“We have a limited budget of cheap ice cream and all of our coaches are on a voluntary basis,” Lang said.
It was Kampa who tracked down the team’s coaches (and of course she is). Kampa leaned on old friends – like Maia Martinez, a senior at Union College, and Nina Rodgers, the first black hockey coach for women’s college, now in Dartmouth – to join the organization’s ranks.
As Unbounded grew from its original 31 players to over 50, several coaches donated their time to the ever-growing roster.
“It was pretty easy to get people on board and excited about what we could potentially do,” Kampa said. “It takes a village.
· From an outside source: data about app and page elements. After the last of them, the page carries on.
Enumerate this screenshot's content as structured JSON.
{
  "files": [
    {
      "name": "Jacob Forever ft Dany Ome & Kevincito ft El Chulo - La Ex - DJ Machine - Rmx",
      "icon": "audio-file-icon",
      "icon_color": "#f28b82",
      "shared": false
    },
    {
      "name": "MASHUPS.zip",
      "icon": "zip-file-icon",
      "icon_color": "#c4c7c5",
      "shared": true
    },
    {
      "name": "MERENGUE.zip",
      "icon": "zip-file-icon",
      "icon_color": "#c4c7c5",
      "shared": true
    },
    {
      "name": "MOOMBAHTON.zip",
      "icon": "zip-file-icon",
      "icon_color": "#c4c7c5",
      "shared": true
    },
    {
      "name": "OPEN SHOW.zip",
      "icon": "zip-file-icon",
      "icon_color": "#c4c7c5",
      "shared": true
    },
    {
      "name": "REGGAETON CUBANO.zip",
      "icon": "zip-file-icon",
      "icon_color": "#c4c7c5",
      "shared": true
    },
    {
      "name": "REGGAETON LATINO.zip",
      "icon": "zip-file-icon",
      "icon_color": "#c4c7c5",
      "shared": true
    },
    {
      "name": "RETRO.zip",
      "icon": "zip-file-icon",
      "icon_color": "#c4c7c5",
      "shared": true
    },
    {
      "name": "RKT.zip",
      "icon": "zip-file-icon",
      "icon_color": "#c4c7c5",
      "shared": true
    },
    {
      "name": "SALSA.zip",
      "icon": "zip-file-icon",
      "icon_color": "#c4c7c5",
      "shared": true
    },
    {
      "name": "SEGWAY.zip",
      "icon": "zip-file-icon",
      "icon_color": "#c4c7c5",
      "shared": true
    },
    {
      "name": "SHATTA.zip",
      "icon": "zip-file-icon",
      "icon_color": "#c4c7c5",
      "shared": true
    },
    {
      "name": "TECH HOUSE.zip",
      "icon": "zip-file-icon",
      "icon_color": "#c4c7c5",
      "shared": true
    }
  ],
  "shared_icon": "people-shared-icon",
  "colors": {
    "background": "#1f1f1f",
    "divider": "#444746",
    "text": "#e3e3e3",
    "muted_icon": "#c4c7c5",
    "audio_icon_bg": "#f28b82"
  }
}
We were able to get these colored young girls on a tournament team, and it blew up into something much bigger than just playing together; it became a community and a mentoring program and showed these girls that there is women in the game who have achieved things and they have the ability to connect with these people too. “
Minnesota Unbounded is a passion project. A side hustle if you will.
Lang works full time as a business partner for organizational development for a subsidiary of Delta Airlines, called Endeavor Air. And Kampa is an assistant coach at Hamline University, plus she coaches kids ages 7-17 at OS Hockey.
The Unbounded is for any pocket of leisure they can muster.
“Tina and I text thousands of times a week,” Lang said. “She works on practice plans, and I run with the ice ages. And we’re becoming a nonprofit, so we can help get more funding, but everything happens in between.”
Their work has attracted attention far and wide. Families from across other states have applied to join Unbounded for a tournament in August. And Unbounded’s mission extends beyond just the present.
Recently, Tennessee State University began raising money to establish Division I women’s and men’s hockey teams, which would be the first for an HBCU school. Lang hopes that Unbounded through future partnerships can “shine a light on the potential of an HBCU with hockey, and for girls to start thinking about playing at an HBCU.”
Lang’s enterprising nature has also led to him being named one of three finalists for the NHL’s Willie O’Ree Community Hero Award along with Noel Acton (co-founder of The Tender Bridge and Banners Hockey) and Ryan Francis (co-founder of Indigenous Girls Hockey Nova Scotia). The winner will receive $ 25,000; the poll for the award is open April 4-17 at NHL.com/OReeAward.
“My passion is to develop the game,” she said. “When our BIPOC children have positive experiences, they will go out and give back to hockey. They will be future hockey parents. They will have to train, they will play at the highest level. They could become the next Olympians; they could be “Beer champions. I do not care. I just want them to be able to give back so we can continue to develop the game that has been underrepresented.”